Scandal have come a long way in 16 years, from playing sidewalk shows in an Osaka park, with guitar amps perched on beer crates, to headlining Tokyo’s legendary Budokan. In the process, the Japanese quartet have released 10 full-length albums, of which Mirror is their latest.
With their instantly hummable tunes, they have built up a sizeable audience in their home country and garnered a worldwide fanbase.
After a two-year Covid-19 pause, the group are venturing outside of Japan to play a string of summer and fall concerts in the U.S., Canada, and Europe, and lead vocalist/guitarist Haruna Ono is quick to voice her appreciation for their fans, “Thank you so much for your continued support! We are delighted to be able to perform live overseas after waiting so long.”
As with every artist, Scandal had to find a way to adapt to making music during the pandemic.
“We always face ourselves as we really are at that time when we write lyrics,” says Haruna. “For Mirror, life during the coronavirus pandemic was key, so rather than basing the compositions on live performances like before, we affirmed each of our personal emotions, like feeling down since the pandemic was keeping us from music activities, which I think led to a strong reflection of our inner selves.”
The band split guitar duties between Haruna and lead player Mami Sasazaki, with Tomomi Ogawa on bass guitar and Rina Suzuki on drums. Their unabashed love of putting on a show is infectious.
Scandal cover many genres, from punkish short, sharp, shock tunes like Masterpiece, from 2020’s Kiss from the Darkness, to lush, vocal-heavy ballads.
Mami’s approach to guitar playing is not overly technical but it’s always inventive and tasteful, and she’ll often thicken up a song’s main riff with a series of fast octave runs.
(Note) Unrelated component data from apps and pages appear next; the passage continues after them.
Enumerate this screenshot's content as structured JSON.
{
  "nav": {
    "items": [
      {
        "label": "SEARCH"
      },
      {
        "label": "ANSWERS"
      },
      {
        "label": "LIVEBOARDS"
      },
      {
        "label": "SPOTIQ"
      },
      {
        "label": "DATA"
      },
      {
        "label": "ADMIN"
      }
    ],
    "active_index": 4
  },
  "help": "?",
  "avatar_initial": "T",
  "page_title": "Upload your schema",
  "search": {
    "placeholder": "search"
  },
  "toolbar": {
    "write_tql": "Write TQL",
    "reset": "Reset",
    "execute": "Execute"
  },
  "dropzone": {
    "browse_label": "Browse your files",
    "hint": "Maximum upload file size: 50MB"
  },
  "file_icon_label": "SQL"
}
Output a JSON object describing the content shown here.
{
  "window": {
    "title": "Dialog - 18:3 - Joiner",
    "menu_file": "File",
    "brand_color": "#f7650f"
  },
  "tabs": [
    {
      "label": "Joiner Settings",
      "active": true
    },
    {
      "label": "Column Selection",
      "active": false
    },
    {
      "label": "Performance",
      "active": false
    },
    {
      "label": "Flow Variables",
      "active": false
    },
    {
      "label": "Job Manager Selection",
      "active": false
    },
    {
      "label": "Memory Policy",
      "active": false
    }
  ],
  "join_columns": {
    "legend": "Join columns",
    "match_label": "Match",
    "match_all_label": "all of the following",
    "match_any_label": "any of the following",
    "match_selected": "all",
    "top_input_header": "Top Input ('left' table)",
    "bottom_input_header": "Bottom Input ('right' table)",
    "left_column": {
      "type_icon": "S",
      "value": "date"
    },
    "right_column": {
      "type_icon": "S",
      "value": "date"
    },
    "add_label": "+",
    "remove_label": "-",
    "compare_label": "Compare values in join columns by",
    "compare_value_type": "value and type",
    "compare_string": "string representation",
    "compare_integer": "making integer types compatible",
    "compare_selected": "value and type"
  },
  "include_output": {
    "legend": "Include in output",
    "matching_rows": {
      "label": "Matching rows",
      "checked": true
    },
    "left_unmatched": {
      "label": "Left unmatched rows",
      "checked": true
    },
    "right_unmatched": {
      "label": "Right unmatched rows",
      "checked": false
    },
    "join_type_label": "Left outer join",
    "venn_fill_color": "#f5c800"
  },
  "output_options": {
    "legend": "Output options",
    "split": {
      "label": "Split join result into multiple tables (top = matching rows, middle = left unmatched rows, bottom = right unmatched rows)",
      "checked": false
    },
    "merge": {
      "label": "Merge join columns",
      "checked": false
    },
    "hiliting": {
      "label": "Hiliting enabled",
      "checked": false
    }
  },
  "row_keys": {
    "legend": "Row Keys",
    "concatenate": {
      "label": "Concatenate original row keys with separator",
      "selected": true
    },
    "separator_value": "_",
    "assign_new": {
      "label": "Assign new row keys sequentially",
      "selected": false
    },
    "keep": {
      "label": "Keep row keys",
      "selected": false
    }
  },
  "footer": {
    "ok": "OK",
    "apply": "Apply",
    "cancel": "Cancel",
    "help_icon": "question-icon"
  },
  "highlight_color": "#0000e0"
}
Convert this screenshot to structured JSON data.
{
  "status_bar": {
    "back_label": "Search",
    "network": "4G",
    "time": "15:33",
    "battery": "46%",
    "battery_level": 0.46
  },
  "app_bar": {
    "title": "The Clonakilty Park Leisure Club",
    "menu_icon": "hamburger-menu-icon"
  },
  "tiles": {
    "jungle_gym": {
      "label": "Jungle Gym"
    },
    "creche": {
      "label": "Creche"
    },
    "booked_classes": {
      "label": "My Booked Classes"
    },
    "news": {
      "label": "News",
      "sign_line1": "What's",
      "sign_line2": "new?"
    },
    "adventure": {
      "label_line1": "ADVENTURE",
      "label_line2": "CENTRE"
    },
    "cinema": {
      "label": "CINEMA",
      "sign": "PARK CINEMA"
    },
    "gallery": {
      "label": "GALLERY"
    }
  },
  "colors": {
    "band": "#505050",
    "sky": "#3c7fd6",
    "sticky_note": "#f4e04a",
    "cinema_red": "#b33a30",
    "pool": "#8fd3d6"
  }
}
“Octaves were my strongest weapons when I started the guitar and it was difficult for me to play single notes [laughs]. Because octaves can be used for guitar solos… I still use them quite often in various songs. The way my fingers are placed also adds stability when I move around and play, which is also helpful. I tend to mix it up on both the higher and lower strings even in the same song.”
She’ll judiciously add a well thought-out solo if a song calls for it, like the emotive octave and single note call-and-response on It Was Never Love for Me or the dissonant funk workout on She Is a Wave. “This is the first time I’ve received a compliment about the construction of my solos, which makes me happy!” she says.
For amps, Mami favors a Bogner Ecstasy and matching 4 x 12” cab, while Haruna uses both a custom Shinos Luck 6V made by the boutique Japanese amp maker and an EVH 5150 III with a 2 x 12” cabinet.
“I mainly use my Shinos for clean and crunchy tones and use the EVH for boosted tones,” she says. “I have never tried out a stock Shinos, but I like mine because of the rich and strong sound. The EVH is more powerful so I use it for intense songs which stand out in live performances.” She adds, “I don’t play the lead theme that often, and usually play backing chords. Especially for our recent songs, I improve the effervescence of the sound by avoiding it becoming over-distorted.”
The band are poised to have their second set of signature guitars issued by Fender Japan this August. Mami’s Omochi Stratocaster features two custom humbucking pickups and a beautiful vintage white body with matching headstock.
“The new signature model was to realize the texture of a Les Paul and to enable a good fit with both new and old songs as well,” she says. “I wanted a single guitar for this and asked Fender for their collaboration again. For overseas tours, I cannot bring along a lot of guitars, so this one was made to play powerfully and yet emit delicate and glamorous tones with just one guitar.”
Haruna’s Arctic White Telecaster with pearl binding also features humbuckers. “This new guitar is a good match with the Scandal songs from our debut to the middle term of our catalog,” she says. “For our more recent songs, the last guitar I had made for me fits best, but I wanted a more aggressive guitar for playing earlier songs in live performances and chose the humbucking pickups.”
Scandal are veterans of the Japanese festival circuit and their catchy, singalong anthems and engaging stage presence would undoubtedly go down well at Gov Ball, Roskilde or Reading. When asked if that’s an opportunity the band would embrace, Haruna laughs, “We are looking forward to the invitation!”